[Information given — start]

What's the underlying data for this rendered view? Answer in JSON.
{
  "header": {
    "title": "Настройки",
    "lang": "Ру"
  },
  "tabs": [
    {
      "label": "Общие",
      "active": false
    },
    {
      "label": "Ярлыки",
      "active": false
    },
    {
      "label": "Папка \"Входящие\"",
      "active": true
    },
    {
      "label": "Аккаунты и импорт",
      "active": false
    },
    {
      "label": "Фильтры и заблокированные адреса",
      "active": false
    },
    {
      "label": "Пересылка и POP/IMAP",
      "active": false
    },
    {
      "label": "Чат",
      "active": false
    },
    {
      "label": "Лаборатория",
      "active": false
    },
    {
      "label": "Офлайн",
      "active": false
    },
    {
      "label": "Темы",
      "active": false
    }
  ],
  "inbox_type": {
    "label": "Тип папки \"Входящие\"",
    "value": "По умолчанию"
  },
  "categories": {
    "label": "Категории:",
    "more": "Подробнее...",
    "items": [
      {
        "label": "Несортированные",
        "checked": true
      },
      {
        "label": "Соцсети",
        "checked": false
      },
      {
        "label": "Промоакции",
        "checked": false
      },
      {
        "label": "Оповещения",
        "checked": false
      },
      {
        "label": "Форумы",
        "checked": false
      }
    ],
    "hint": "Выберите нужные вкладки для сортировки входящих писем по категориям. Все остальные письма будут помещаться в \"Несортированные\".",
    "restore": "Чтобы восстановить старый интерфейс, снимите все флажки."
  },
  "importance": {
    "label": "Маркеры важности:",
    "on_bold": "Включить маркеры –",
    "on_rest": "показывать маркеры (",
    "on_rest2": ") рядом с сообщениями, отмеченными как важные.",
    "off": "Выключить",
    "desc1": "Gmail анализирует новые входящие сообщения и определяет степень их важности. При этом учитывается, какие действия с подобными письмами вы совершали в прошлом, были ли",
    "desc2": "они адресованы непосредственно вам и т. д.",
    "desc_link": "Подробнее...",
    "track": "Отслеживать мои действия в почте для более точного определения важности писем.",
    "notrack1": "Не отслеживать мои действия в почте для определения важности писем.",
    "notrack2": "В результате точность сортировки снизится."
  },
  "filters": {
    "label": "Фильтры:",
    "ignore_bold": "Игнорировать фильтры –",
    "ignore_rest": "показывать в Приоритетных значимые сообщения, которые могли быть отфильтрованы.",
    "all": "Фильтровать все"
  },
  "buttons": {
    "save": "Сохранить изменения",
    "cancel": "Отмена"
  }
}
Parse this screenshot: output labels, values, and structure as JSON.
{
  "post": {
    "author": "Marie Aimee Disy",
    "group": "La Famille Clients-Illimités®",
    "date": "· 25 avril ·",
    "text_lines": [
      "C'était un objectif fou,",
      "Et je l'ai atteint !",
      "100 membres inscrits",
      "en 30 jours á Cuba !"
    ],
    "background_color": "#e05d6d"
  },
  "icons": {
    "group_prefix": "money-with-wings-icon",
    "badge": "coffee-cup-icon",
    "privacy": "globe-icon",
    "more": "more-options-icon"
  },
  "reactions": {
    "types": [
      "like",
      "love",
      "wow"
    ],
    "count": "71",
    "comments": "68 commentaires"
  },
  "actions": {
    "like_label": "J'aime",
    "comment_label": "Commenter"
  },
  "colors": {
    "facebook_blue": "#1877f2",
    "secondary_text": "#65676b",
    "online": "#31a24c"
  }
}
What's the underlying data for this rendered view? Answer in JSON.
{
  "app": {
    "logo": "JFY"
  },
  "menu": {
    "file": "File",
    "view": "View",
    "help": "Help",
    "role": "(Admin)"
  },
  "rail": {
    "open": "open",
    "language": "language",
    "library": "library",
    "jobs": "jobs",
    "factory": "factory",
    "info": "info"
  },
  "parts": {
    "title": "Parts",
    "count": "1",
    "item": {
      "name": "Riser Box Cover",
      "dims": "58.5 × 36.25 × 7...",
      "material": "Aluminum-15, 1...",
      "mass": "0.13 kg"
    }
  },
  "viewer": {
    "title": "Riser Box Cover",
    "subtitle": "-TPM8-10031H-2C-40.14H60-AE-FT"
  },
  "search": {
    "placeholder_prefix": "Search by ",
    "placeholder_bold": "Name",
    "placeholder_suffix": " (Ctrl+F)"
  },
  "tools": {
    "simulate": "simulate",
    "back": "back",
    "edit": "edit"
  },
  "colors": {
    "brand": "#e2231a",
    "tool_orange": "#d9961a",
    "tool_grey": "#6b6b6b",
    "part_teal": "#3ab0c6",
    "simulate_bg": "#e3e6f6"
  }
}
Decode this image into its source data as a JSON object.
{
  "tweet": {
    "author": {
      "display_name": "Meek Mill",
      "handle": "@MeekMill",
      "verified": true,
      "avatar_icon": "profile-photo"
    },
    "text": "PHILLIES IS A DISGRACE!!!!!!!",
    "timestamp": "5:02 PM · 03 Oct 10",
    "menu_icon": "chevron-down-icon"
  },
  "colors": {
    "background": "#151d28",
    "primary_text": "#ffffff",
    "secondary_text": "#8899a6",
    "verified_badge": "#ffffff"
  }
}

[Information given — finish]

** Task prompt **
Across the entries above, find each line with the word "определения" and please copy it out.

** Answer section **
    "track": "Отслеживать мои действия в почте для более точного определения важности писем.",
    "notrack1": "Не отслеживать мои действия в почте для определения важности писем.",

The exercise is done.